> **Data**:
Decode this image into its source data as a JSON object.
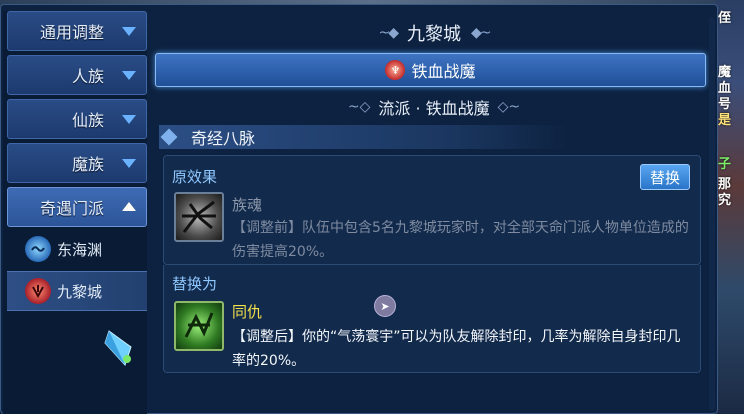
{
  "window": {
    "title": "九黎城"
  },
  "sidebar": {
    "items": [
      {
        "label": "通用调整",
        "state": "collapsed"
      },
      {
        "label": "人族",
        "state": "collapsed"
      },
      {
        "label": "仙族",
        "state": "collapsed"
      },
      {
        "label": "魔族",
        "state": "collapsed"
      },
      {
        "label": "奇遇门派",
        "state": "expanded"
      }
    ],
    "sub_items": [
      {
        "label": "东海渊",
        "icon": "wave-emblem-icon",
        "selected": false
      },
      {
        "label": "九黎城",
        "icon": "demon-emblem-icon",
        "selected": true
      }
    ]
  },
  "main": {
    "banner_label": "铁血战魔",
    "school_label": "流派 · 铁血战魔",
    "section_title": "奇经八脉",
    "original": {
      "label": "原效果",
      "replace_button": "替换",
      "skill_name": "族魂",
      "skill_icon": "shadow-claw-icon",
      "description": "【调整前】队伍中包含5名九黎城玩家时，对全部天命门派人物单位造成的伤害提高20%。"
    },
    "replacement": {
      "label": "替换为",
      "skill_name": "同仇",
      "skill_icon": "green-rune-icon",
      "description": "【调整后】你的“气荡寰宇”可以为队友解除封印，几率为解除自身封印几率的20%。"
    }
  },
  "scene": {
    "right_text": [
      "侄",
      "魔",
      "血",
      "号",
      "是",
      "子",
      "那",
      "究"
    ]
  },
  "colors": {
    "accent": "#3f74c4",
    "label_blue": "#8fc8ff",
    "skill_yellow": "#f3e04a",
    "disabled_gray": "#7e8ba0"
  }
}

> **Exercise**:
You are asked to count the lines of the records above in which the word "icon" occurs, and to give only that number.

> **Your response**:
4